Planting Depth and Mulch Thickness Affect Establishment of Green Ash (Fraxinus Pennsylvanica) and Bougainvillea Goldenraintree (Koelreuteria Bipinnata)
Michael A. Arnold, Garry V.
McDonald, and Donita L. Bryan
Abstract: Most available information on the effects of planting depths for trees is anecdotal. Testing of interactions with other important cultural practices implemented during landscape establishment is lacking. Green ash (Fraxinus pennsylvanica H. Marshall), a hypoxia-tolerant species, and bougainvillea goldenraintree (Koelreuteria bipinnata A.R. Franchet), a hypoxia-intolerant species, were grown from seed in 2.3 L (#1) containers, which were later transplanted to 9.3 L (#3) black plastic containers and grown to a marketable size. Root collars of the plants were maintained level with the surface of the substrate. Green ash (1 May 2001) and bougainvillea goldenraintrees (27 April 2001) were transplanted to clay soil field plots with the root collars at 7.6 cm (3 in.) above soil grade, at grade, or 7.6 cm (3 in.) below grade. Planting depths for each species were in factorial combinations with 0, 7.6, 15.2, or 22.9 cm (0, 3, 6, or 9 in.), respectively, of pine bark mulch covering 0.74 m2 (8 ft2) of soil beneath each tree. After 2 years, survival of bougainvillea goldenraintrees planted below grade was one-third that of those planted at or above grade. Survival and trunk diameter responses interacted with planting depth and mulch thickness for green ash. Planting below grade in combination with mulching reduced survival of green ash 25% to 50% after 3 years. Mulch applications reduced trunk diameters of green ash trees planted at or above grade. Mean soil water potentials were less negative with 7.6 cm (3 in.) of mulch (5.8 kPa) compared to bare soil (9.1 kPa), but increasing the mulch thickness to 22.9 cm (9 in.) inhibited penetration of irrigation water/rainfall (16.2 kPa). These data suggest that planting with the root collar at or above grade enhances survival and growth potential of green ash and bougainvillea goldenraintree relative to planting below grade and that mulch applications should be only at thin layers sufficient to inhibit weeds. Bougainvillea goldenraintrees were more susceptible to the adverse effects of below-grade installation and excess mulch applications than were green ash trees.

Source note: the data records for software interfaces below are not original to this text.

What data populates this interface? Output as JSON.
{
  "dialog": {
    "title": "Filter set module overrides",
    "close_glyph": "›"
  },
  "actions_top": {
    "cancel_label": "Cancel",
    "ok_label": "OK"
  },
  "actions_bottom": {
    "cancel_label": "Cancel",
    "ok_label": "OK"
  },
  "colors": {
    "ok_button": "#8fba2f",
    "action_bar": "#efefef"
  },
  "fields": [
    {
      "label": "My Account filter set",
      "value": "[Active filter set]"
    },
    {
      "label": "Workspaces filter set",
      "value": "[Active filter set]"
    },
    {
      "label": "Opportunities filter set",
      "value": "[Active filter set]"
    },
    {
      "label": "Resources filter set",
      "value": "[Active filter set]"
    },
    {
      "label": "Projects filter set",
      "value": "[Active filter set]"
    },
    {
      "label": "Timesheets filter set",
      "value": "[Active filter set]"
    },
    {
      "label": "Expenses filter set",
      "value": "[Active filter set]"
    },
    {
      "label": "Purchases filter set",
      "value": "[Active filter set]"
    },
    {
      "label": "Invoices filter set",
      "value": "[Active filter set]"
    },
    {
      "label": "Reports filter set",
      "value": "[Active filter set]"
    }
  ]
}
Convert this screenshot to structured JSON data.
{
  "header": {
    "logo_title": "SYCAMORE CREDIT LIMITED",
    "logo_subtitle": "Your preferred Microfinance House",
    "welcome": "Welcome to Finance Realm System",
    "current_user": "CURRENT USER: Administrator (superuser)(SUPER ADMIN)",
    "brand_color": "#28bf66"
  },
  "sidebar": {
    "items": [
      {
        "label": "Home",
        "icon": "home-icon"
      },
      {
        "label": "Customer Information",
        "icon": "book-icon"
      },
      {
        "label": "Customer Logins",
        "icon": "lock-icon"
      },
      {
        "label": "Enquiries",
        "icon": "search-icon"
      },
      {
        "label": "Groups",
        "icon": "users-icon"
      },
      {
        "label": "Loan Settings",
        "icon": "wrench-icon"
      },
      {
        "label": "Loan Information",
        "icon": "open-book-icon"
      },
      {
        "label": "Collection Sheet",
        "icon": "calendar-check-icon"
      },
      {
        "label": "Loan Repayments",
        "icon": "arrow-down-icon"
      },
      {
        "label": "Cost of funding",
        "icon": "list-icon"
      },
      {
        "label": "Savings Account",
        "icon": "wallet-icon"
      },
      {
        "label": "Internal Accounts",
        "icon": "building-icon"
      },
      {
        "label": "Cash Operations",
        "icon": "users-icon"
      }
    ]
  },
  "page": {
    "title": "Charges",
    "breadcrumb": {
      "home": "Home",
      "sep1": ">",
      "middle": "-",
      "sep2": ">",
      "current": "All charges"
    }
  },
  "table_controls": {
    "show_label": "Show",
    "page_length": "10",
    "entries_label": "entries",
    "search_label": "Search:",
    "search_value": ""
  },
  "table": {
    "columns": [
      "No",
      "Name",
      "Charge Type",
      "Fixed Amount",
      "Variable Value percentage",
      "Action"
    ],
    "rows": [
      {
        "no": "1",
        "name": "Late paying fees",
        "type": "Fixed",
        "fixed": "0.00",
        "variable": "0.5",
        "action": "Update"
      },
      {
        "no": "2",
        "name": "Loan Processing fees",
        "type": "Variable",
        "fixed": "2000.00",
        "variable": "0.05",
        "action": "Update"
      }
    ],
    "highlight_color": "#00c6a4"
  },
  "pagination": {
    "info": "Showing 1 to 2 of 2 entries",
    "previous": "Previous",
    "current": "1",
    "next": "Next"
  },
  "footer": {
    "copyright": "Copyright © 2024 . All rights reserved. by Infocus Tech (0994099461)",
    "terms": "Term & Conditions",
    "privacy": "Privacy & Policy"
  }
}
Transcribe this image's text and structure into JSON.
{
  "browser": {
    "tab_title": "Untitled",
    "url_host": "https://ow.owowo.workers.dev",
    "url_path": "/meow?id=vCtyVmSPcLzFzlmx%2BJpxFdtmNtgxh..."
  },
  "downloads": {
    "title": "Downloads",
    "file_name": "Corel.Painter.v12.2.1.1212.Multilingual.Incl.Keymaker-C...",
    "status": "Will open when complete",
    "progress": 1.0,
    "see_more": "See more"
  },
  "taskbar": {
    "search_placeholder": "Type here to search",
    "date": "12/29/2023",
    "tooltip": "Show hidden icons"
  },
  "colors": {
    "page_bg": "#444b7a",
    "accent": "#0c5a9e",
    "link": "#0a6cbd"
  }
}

Keywords: Fraxinus pennsylvanica; hypoxia;
Koelreuteria bipinnata; pine bark mulch; planting depth; transplant
establishment; tree planting.